## Directions
Output all of the entries exactly as they are given.

*** Opening Exercise material ***

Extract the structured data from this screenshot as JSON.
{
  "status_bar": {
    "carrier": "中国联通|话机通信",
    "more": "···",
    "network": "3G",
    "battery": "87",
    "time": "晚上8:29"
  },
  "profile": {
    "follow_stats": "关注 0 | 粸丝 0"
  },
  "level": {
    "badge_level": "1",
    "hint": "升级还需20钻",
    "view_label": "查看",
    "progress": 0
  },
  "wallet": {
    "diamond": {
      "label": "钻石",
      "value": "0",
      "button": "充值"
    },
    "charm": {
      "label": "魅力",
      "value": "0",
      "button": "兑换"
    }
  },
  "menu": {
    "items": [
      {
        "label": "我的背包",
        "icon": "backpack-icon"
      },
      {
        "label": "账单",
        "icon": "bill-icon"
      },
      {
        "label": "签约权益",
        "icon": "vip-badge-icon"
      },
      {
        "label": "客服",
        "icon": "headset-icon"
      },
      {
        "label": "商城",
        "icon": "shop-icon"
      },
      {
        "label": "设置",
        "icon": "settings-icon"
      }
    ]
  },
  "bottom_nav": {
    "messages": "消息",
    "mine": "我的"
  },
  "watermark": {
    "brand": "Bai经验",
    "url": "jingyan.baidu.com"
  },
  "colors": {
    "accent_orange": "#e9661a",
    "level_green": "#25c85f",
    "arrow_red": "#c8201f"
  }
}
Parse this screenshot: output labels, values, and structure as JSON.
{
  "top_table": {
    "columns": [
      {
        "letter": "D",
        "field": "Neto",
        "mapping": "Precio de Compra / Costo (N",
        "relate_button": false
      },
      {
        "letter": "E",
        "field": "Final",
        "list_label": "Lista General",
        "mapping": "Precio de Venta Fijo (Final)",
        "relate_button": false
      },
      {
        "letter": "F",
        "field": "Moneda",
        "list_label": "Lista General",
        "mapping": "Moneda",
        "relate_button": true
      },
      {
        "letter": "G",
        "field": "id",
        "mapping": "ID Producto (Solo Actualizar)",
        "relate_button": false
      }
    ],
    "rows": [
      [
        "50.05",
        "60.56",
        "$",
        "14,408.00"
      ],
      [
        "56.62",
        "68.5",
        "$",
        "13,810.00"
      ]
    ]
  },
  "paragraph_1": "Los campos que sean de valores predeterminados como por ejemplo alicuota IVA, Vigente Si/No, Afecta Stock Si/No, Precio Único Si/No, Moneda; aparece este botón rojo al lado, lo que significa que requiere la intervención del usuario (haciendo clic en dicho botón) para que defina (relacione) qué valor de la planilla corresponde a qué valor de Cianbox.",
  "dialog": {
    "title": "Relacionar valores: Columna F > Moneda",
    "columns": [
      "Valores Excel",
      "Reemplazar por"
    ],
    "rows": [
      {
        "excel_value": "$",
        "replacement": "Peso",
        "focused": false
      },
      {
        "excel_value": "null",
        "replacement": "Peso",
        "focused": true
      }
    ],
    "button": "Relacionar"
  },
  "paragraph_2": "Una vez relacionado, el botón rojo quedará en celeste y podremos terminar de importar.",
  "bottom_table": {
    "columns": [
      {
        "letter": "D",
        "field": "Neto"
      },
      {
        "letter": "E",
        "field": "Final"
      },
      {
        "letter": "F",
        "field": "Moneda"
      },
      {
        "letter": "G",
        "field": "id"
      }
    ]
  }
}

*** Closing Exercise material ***

## Solution below
Extract the structured data from this screenshot as JSON.
{
  "status_bar": {
    "carrier": "中国联通|话机通信",
    "more": "···",
    "network": "3G",
    "battery": "87",
    "time": "晚上8:29"
  },
  "profile": {
    "follow_stats": "关注 0 | 粸丝 0"
  },
  "level": {
    "badge_level": "1",
    "hint": "升级还需20钻",
    "view_label": "查看",
    "progress": 0
  },
  "wallet": {
    "diamond": {
      "label": "钻石",
      "value": "0",
      "button": "充值"
    },
    "charm": {
      "label": "魅力",
      "value": "0",
      "button": "兑换"
    }
  },
  "menu": {
    "items": [
      {
        "label": "我的背包",
        "icon": "backpack-icon"
      },
      {
        "label": "账单",
        "icon": "bill-icon"
      },
      {
        "label": "签约权益",
        "icon": "vip-badge-icon"
      },
      {
        "label": "客服",
        "icon": "headset-icon"
      },
      {
        "label": "商城",
        "icon": "shop-icon"
      },
      {
        "label": "设置",
        "icon": "settings-icon"
      }
    ]
  },
  "bottom_nav": {
    "messages": "消息",
    "mine": "我的"
  },
  "watermark": {
    "brand": "Bai经验",
    "url": "jingyan.baidu.com"
  },
  "colors": {
    "accent_orange": "#e9661a",
    "level_green": "#25c85f",
    "arrow_red": "#c8201f"
  }
}
Parse this screenshot: output labels, values, and structure as JSON.
{
  "top_table": {
    "columns": [
      {
        "letter": "D",
        "field": "Neto",
        "mapping": "Precio de Compra / Costo (N",
        "relate_button": false
      },
      {
        "letter": "E",
        "field": "Final",
        "list_label": "Lista General",
        "mapping": "Precio de Venta Fijo (Final)",
        "relate_button": false
      },
      {
        "letter": "F",
        "field": "Moneda",
        "list_label": "Lista General",
        "mapping": "Moneda",
        "relate_button": true
      },
      {
        "letter": "G",
        "field": "id",
        "mapping": "ID Producto (Solo Actualizar)",
        "relate_button": false
      }
    ],
    "rows": [
      [
        "50.05",
        "60.56",
        "$",
        "14,408.00"
      ],
      [
        "56.62",
        "68.5",
        "$",
        "13,810.00"
      ]
    ]
  },
  "paragraph_1": "Los campos que sean de valores predeterminados como por ejemplo alicuota IVA, Vigente Si/No, Afecta Stock Si/No, Precio Único Si/No, Moneda; aparece este botón rojo al lado, lo que significa que requiere la intervención del usuario (haciendo clic en dicho botón) para que defina (relacione) qué valor de la planilla corresponde a qué valor de Cianbox.",
  "dialog": {
    "title": "Relacionar valores: Columna F > Moneda",
    "columns": [
      "Valores Excel",
      "Reemplazar por"
    ],
    "rows": [
      {
        "excel_value": "$",
        "replacement": "Peso",
        "focused": false
      },
      {
        "excel_value": "null",
        "replacement": "Peso",
        "focused": true
      }
    ],
    "button": "Relacionar"
  },
  "paragraph_2": "Una vez relacionado, el botón rojo quedará en celeste y podremos terminar de importar.",
  "bottom_table": {
    "columns": [
      {
        "letter": "D",
        "field": "Neto"
      },
      {
        "letter": "E",
        "field": "Final"
      },
      {
        "letter": "F",
        "field": "Moneda"
      },
      {
        "letter": "G",
        "field": "id"
      }
    ]
  }
}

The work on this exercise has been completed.